Which lines of the entries below hold the word "Evaluate"? Report each of them.
__________________________________________________
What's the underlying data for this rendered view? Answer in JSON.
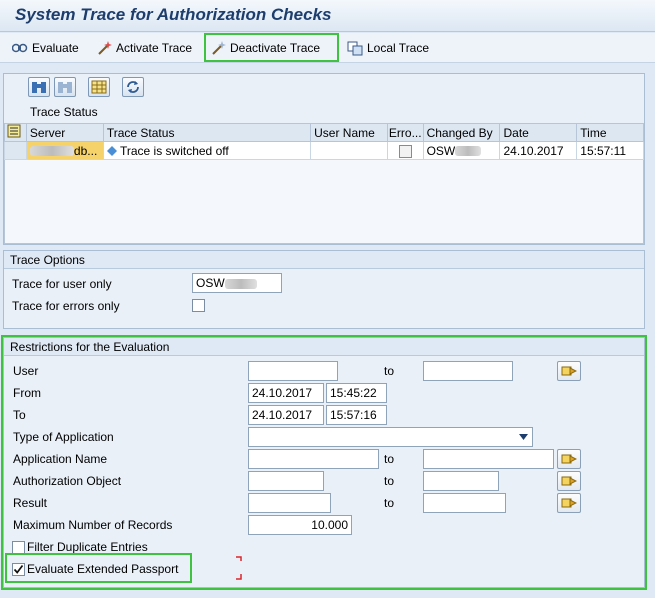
{
  "title": "System Trace for Authorization Checks",
  "toolbar": {
    "evaluate": "Evaluate",
    "activate": "Activate Trace",
    "deactivate": "Deactivate Trace",
    "local": "Local Trace"
  },
  "trace_status": {
    "header": "Trace Status",
    "columns": [
      "Server",
      "Trace Status",
      "User Name",
      "Erro...",
      "Changed By",
      "Date",
      "Time"
    ],
    "row": {
      "server": "db...",
      "status": "Trace is switched off",
      "user_name": "",
      "changed_by": "OSW",
      "date": "24.10.2017",
      "time": "15:57:11"
    }
  },
  "trace_options": {
    "header": "Trace Options",
    "user_only_label": "Trace for user only",
    "user_only_value": "OSW",
    "errors_only_label": "Trace for errors only"
  },
  "restrictions": {
    "header": "Restrictions for the Evaluation",
    "to_label": "to",
    "user_label": "User",
    "from_label": "From",
    "from_date": "24.10.2017",
    "from_time": "15:45:22",
    "to_row_label": "To",
    "to_date": "24.10.2017",
    "to_time": "15:57:16",
    "type_label": "Type of Application",
    "appname_label": "Application Name",
    "authobj_label": "Authorization Object",
    "result_label": "Result",
    "maxrec_label": "Maximum Number of Records",
    "maxrec_value": "10.000",
    "filter_dup_label": "Filter Duplicate Entries",
    "eval_passport_label": "Evaluate Extended Passport",
    "eval_passport_checked": true
  }
}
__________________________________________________
### [ANSWER FOR THE TASK]
    "evaluate": "Evaluate",
    "eval_passport_label": "Evaluate Extended Passport",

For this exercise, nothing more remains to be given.